Washington: Whistleblowers like Edward Snowden put everything on the line to unveil the most closely guarded government secrets in an effort to preserve cherished US freedoms.
Snowden's explosive leaks last week of vast surveillance programs run by the National Security Agency that trawl through telephone and Internet records have triggered widespread consternation, gaining him admirers but also critics who denounce him as a traitor.
The 29-year-old government contractor is behind one of the most significant security breaches in US history, joining the likes of Vietnam-era Pentagon Papers leaker Daniel Ellsberg and Bradley Manning, who released US diplomatic cables and war logs to the WikiLeaks website.
"In my estimation, there has not been in American history a more important leak," Ellsberg wrote in The Guardian.
"Snowden did what he did because he recognized the NSA's surveillance programs for what they are: dangerous, unconstitutional activity."
But intelligence officials and lawmakers from both major parties have labeled him a traitor, and called for his swift capture.
"I hope we follow Mr Snowden to the ends of the earth to bring him to justice," Republican Senator Lindsey Graham wrote on his Twitter account, casting the leaker's action as "not as one of patriotism but potentially a felony.
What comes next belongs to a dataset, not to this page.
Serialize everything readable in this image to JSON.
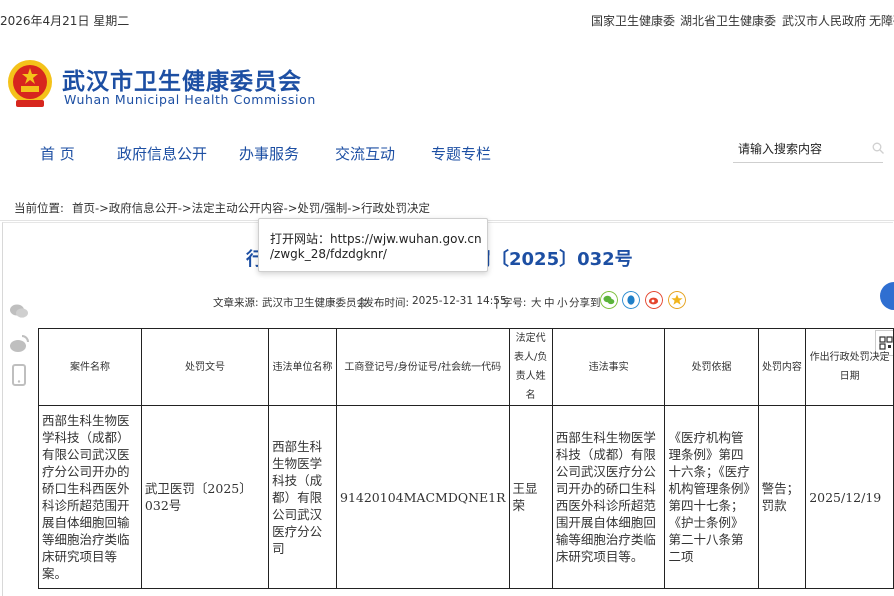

Senator Bill Nelson, a Democrat, slammed the "act of treason," and called for Snowden's extradition and prosecution.
Obama's spy chief, Director of National Intelligence James Clapper, has described the leaks as causing "huge, grave damage" to US intelligence capabilities, and referred the matter to the Justice Department, which has launched an investigation.
The timing of the release is significant, coming not only as President Barack Obama battles controversies over the tax-collecting IRS, last year's deadly Benghazi attack and snooping of journalists' phone records, but also as Manning is put on trial.
"It's not something that you cautiously choose, it's something you have to do," fellow whisteblower Peter Van Buren, a former State Department official who released classified documents, told AFP.
"I know it takes enormous courage to do what Snowden did, and the willingness to give up everything - life, freedom, everything - for a good bigger than yourself. If that is not a definition of patriotism, nothing else can be."
In a high-stakes gamble, Snowden has fled to Hong Kong, where he has hunkered down for the past three weeks, fearing retaliation from red-faced US authorities outraged at the revelations.
The term whistleblower itself is a contentious one, and applies to informants regardless of their own weaknesses or potential recklessness of their leaks.
For Van Buren, the decision to release previously secret information to the public is an "act of conscience."
"At the end of the day, you have to separate the message from the messenger," he said.
"We're all miserable human beings. It doesn't matter who releases the information, it's a requirement for democracy."
Ben Wizner of the powerful American Civil Liberties Union noted that without whistleblowers, the public would not have learned about abuses at Abu Ghraib prison in Iraq, CIA black sites or the NSA's warrantless wiretapping under president George W Bush.
"If government by the people is going to be real, the people need to know what the government is doing and if we rely only on the official version of facts, the people would be kept in the dark about very important issues," he said.